Your assignment = Here are some records; copy every line that holds the word "title".

Source records =

****************

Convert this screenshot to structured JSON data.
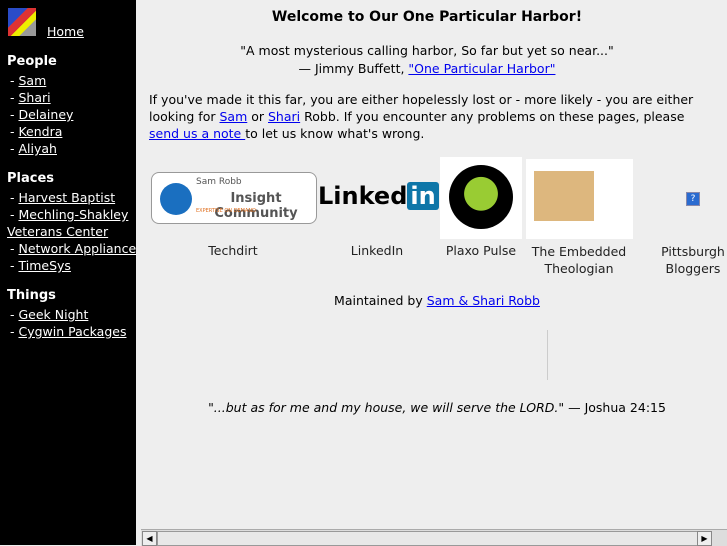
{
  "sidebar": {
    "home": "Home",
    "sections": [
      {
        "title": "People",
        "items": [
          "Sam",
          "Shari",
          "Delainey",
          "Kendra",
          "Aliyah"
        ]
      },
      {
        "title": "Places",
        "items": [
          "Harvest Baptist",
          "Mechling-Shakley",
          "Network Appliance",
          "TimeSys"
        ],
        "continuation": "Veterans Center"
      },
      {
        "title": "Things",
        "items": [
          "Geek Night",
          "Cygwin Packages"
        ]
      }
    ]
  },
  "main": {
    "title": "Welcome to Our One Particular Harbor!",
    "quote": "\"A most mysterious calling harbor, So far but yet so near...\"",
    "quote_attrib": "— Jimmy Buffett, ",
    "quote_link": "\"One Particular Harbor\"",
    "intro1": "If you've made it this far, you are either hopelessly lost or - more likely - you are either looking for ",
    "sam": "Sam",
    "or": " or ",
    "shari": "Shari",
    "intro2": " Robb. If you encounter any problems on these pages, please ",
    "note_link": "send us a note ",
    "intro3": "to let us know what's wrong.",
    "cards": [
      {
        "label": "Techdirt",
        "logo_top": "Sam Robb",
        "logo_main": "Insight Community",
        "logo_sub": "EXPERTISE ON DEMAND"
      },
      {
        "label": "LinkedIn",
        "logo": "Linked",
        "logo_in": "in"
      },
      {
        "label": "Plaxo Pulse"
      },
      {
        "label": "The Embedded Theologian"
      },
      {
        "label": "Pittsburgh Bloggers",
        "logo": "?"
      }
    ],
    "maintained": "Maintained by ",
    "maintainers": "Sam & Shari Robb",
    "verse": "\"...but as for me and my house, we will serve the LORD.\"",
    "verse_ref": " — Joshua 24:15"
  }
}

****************

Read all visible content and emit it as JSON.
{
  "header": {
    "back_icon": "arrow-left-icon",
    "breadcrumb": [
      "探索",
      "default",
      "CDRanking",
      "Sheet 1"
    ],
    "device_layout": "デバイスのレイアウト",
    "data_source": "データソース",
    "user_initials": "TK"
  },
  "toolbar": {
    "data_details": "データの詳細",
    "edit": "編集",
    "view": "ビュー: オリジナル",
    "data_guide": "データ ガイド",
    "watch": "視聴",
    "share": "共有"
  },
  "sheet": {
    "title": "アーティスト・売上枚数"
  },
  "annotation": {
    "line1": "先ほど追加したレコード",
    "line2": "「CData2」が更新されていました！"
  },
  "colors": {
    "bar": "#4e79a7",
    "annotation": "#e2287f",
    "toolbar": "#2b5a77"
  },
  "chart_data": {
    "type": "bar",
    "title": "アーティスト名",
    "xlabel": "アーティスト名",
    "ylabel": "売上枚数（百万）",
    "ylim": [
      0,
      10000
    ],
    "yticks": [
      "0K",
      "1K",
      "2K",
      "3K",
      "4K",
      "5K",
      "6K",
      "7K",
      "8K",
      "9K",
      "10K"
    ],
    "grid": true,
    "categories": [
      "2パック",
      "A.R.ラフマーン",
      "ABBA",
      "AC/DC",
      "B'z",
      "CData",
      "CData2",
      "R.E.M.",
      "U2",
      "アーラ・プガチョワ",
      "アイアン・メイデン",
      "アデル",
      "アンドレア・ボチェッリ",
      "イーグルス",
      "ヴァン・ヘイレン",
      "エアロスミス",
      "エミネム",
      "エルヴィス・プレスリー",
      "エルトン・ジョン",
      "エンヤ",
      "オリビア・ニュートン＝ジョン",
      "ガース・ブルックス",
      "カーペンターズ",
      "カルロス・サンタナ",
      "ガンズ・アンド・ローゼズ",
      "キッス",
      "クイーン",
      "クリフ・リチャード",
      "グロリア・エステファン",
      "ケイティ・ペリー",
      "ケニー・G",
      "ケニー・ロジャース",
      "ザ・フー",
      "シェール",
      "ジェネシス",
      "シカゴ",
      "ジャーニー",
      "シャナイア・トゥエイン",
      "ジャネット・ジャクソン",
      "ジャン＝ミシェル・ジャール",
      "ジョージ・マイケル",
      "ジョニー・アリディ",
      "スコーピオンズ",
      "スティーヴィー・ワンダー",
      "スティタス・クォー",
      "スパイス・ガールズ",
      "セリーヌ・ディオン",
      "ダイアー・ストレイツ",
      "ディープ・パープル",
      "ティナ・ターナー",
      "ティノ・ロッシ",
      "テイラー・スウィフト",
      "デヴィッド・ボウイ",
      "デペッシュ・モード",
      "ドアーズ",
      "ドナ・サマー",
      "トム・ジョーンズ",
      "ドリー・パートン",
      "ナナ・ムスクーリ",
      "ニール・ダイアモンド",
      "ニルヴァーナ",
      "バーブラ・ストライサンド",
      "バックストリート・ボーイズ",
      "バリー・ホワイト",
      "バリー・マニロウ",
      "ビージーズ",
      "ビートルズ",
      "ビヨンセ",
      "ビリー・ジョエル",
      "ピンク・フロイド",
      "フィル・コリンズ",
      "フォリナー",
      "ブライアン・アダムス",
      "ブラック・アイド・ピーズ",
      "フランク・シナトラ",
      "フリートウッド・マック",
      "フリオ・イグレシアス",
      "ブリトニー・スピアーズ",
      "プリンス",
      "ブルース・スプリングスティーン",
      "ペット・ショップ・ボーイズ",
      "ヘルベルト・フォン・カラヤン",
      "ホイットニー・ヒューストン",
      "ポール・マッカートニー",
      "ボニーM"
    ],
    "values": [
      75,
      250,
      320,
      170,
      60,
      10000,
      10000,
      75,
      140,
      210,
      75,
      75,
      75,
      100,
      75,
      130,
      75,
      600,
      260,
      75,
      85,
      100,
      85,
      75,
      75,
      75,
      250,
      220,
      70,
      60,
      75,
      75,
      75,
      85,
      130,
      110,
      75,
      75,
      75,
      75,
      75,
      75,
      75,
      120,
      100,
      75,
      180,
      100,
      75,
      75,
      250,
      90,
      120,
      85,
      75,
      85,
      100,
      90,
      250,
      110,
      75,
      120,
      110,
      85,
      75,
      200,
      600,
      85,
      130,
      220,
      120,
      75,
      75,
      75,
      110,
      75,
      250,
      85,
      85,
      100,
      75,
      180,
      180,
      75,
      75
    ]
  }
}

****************

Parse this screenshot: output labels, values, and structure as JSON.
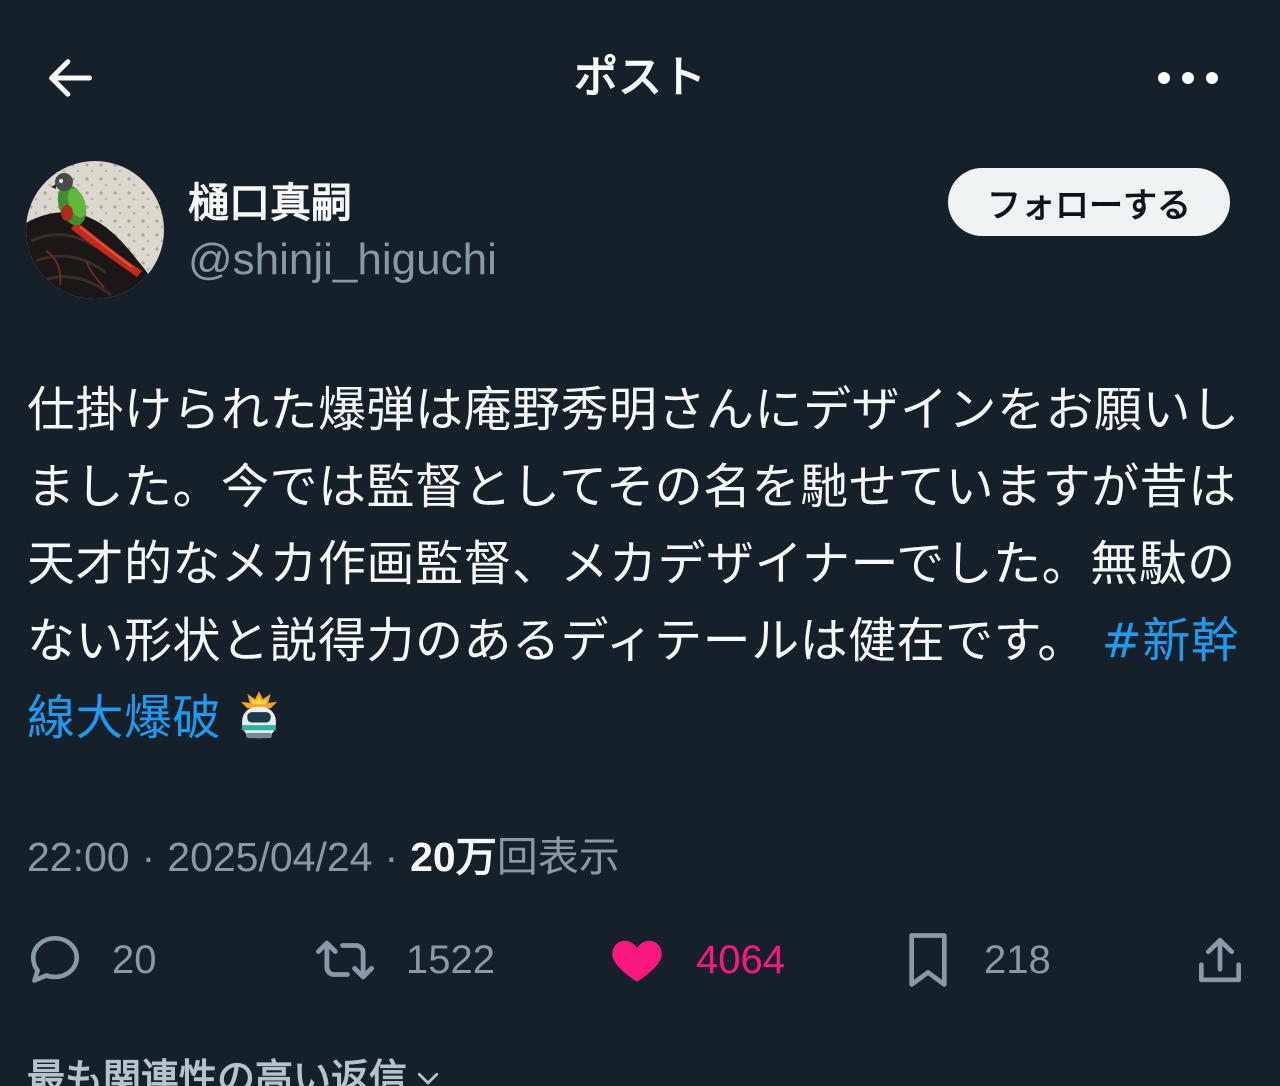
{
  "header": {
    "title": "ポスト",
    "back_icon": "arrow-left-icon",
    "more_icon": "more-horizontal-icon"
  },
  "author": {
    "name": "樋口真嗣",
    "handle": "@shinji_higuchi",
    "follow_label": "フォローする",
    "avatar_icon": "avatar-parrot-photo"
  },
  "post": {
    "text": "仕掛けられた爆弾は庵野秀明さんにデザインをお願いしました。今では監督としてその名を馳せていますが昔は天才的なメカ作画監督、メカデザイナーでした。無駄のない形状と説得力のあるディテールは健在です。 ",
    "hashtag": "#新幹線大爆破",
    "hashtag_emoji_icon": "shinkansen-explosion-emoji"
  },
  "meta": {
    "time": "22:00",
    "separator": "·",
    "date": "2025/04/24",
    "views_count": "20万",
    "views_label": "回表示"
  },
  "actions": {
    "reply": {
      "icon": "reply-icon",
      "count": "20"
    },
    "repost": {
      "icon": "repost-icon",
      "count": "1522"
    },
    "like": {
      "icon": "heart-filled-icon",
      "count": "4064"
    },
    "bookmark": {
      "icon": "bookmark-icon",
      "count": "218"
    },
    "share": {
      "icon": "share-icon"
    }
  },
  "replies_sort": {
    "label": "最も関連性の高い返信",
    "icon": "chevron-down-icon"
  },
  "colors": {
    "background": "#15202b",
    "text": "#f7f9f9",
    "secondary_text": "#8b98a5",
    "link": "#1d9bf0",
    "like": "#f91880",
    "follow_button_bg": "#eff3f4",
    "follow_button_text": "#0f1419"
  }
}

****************

Result =
        "title": "People",
        "title": "Places",
        "title": "Things",
    "title": "Welcome to Our One Particular Harbor!",
    "title": "アーティスト・売上枚数"
    "title": "アーティスト名",
    "title": "ポスト",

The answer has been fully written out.